WHAT THE TASK REQUIRES: Copy out each line of the data that contains "text".
----
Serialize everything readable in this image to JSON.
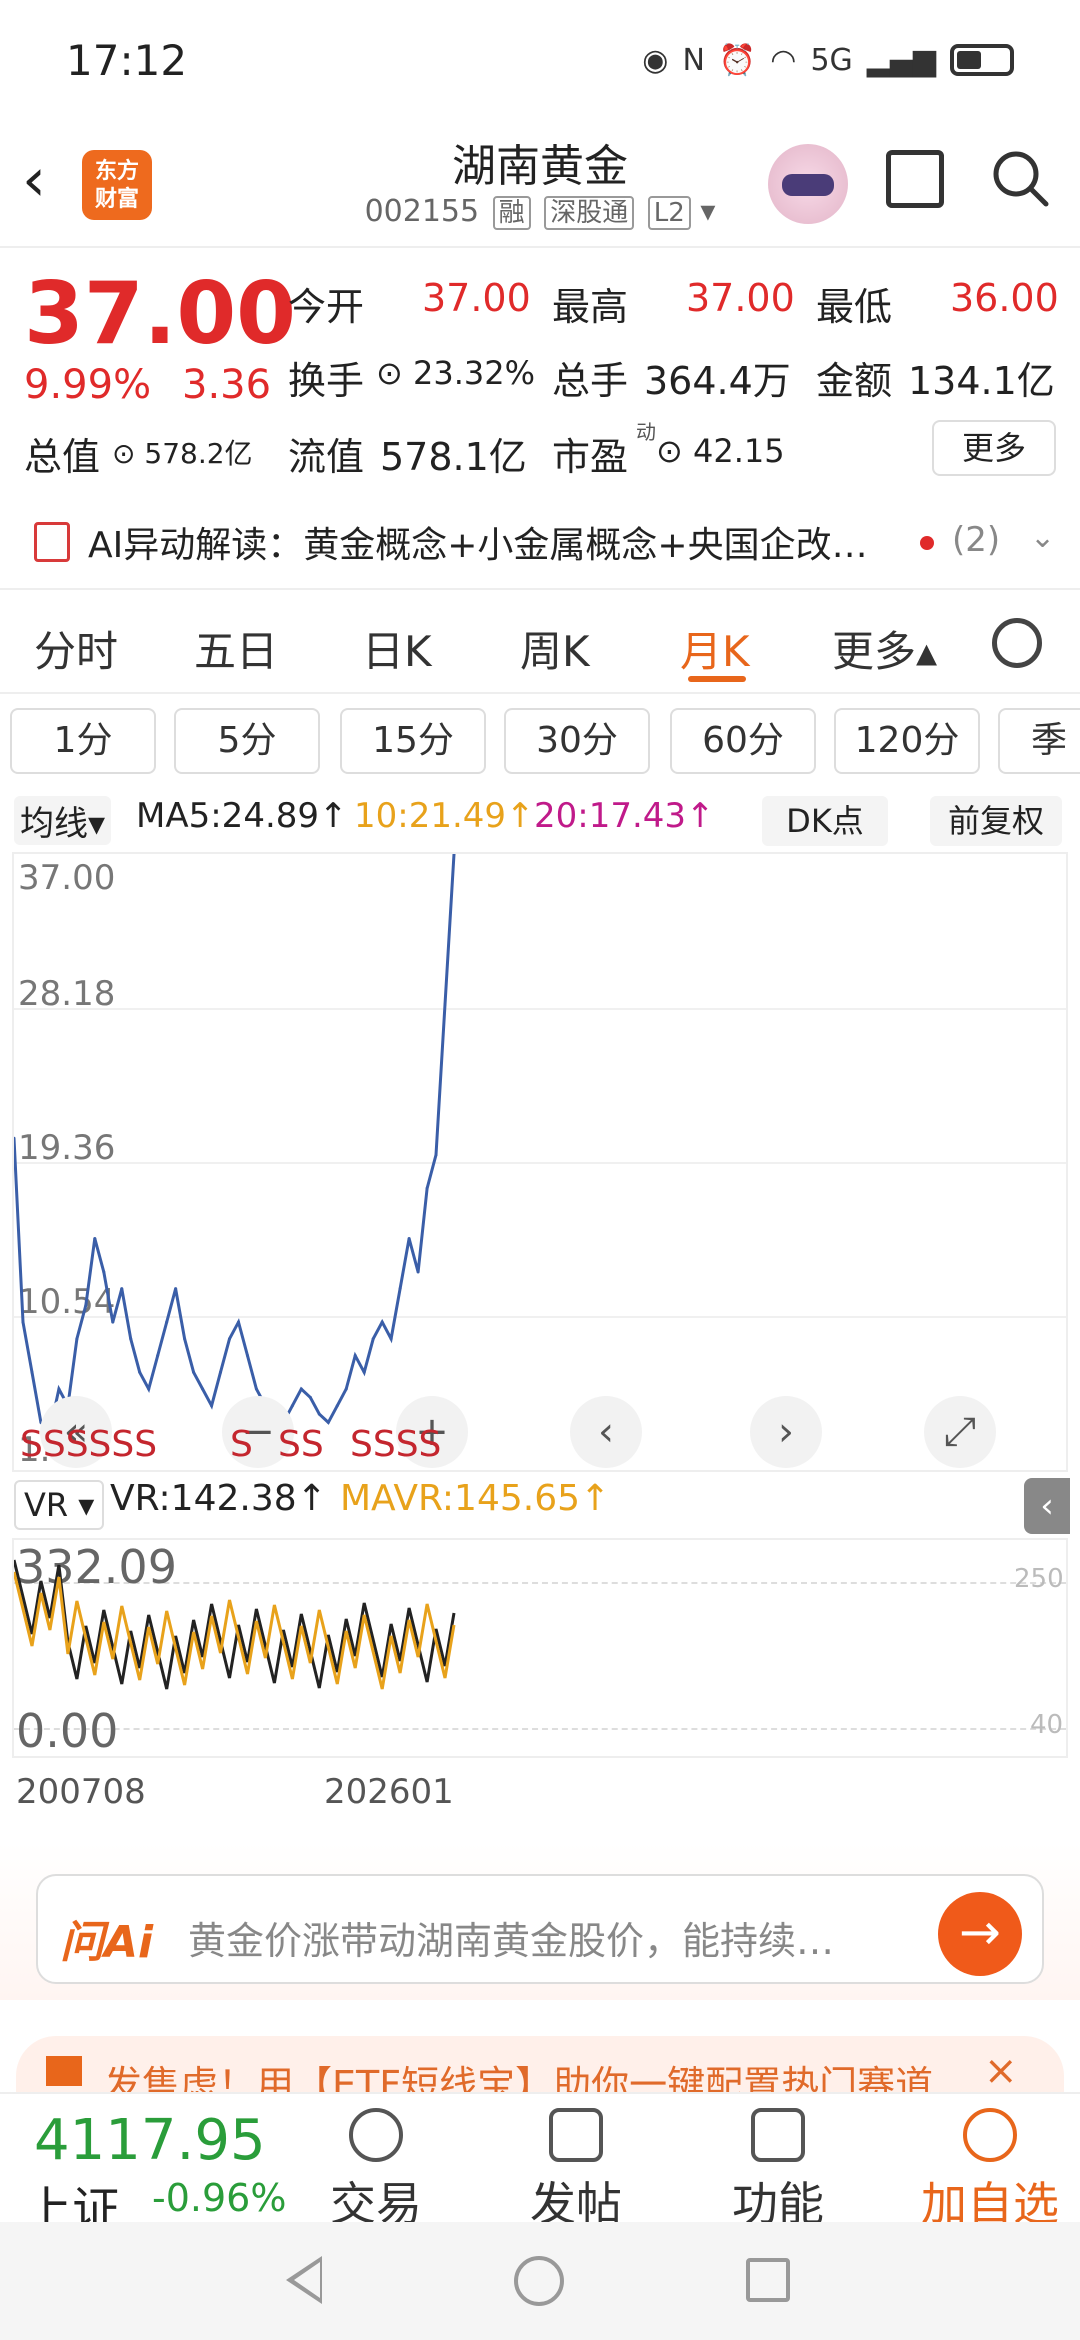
{
  "status": {
    "time": "17:12",
    "network": "5G"
  },
  "header": {
    "back": "‹",
    "logo_line1": "东方",
    "logo_line2": "财富",
    "title": "湖南黄金",
    "code": "002155",
    "tag1": "融",
    "tag2": "深股通",
    "tag3": "L2"
  },
  "quote": {
    "price": "37.00",
    "pct": "9.99%",
    "change": "3.36",
    "open_label": "今开",
    "open": "37.00",
    "high_label": "最高",
    "high": "37.00",
    "low_label": "最低",
    "low": "36.00",
    "turnover_label": "换手",
    "turnover": "23.32%",
    "volume_label": "总手",
    "volume": "364.4万",
    "amount_label": "金额",
    "amount": "134.1亿",
    "mcap_label": "总值",
    "mcap": "578.2亿",
    "float_label": "流值",
    "float": "578.1亿",
    "pe_label": "市盈",
    "pe_sup": "动",
    "pe": "42.15",
    "more": "更多"
  },
  "ai": {
    "text": "AI异动解读：黄金概念+小金属概念+央国企改…",
    "count": "(2)"
  },
  "tabs": [
    "分时",
    "五日",
    "日K",
    "周K",
    "月K",
    "更多▴"
  ],
  "intervals": [
    "1分",
    "5分",
    "15分",
    "30分",
    "60分",
    "120分",
    "季"
  ],
  "ma": {
    "label": "均线▾",
    "ma5": "MA5:24.89↑",
    "ma10": "10:21.49↑",
    "ma20": "20:17.43↑",
    "dk": "DK点",
    "adjust": "前复权"
  },
  "colors": {
    "up": "#e02a2a",
    "down": "#2a9d3a",
    "accent": "#e8661b",
    "ma5": "#222222",
    "ma10": "#e8a21b",
    "ma20": "#c01a8a"
  },
  "chart_data": {
    "type": "line",
    "y_ticks": [
      "37.00",
      "28.18",
      "19.36",
      "10.54",
      "1.71"
    ],
    "ylim": [
      1.71,
      37.0
    ],
    "series": [
      {
        "values": [
          20,
          9,
          6,
          3,
          2.5,
          5,
          4,
          8,
          10,
          14,
          12,
          9,
          11,
          8,
          6,
          5,
          7,
          9,
          11,
          8,
          6,
          5,
          4,
          6,
          8,
          9,
          7,
          5,
          4,
          3.5,
          3,
          4,
          5,
          4.5,
          3.5,
          3,
          4,
          5,
          7,
          6,
          8,
          9,
          8,
          11,
          14,
          12,
          17,
          19,
          28,
          37
        ]
      }
    ],
    "signals": [
      "SSSSSS",
      "S",
      "SS",
      "SSSS"
    ]
  },
  "vr": {
    "label": "VR",
    "vr": "VR:142.38↑",
    "mavr": "MAVR:145.65↑",
    "max": "332.09",
    "min": "0.00",
    "right_top": "250",
    "right_bottom": "40",
    "date_start": "200708",
    "date_end": "202601"
  },
  "ask": {
    "logo": "问Ai",
    "placeholder": "黄金价涨带动湖南黄金股价，能持续…"
  },
  "banner": {
    "text": "发售虑！用【ETF短线宝】助你一键配置热门赛道"
  },
  "bottom": {
    "index_value": "4117.95",
    "index_name": "上证",
    "index_pct": "-0.96%",
    "trade": "交易",
    "post": "发帖",
    "func": "功能",
    "watch": "加自选"
  }
}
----
SOLUTION TO THIS EXERCISE:
    "text": "AI异动解读：黄金概念+小金属概念+央国企改…",
    "text": "发售虑！用【ETF短线宝】助你一键配置热门赛道"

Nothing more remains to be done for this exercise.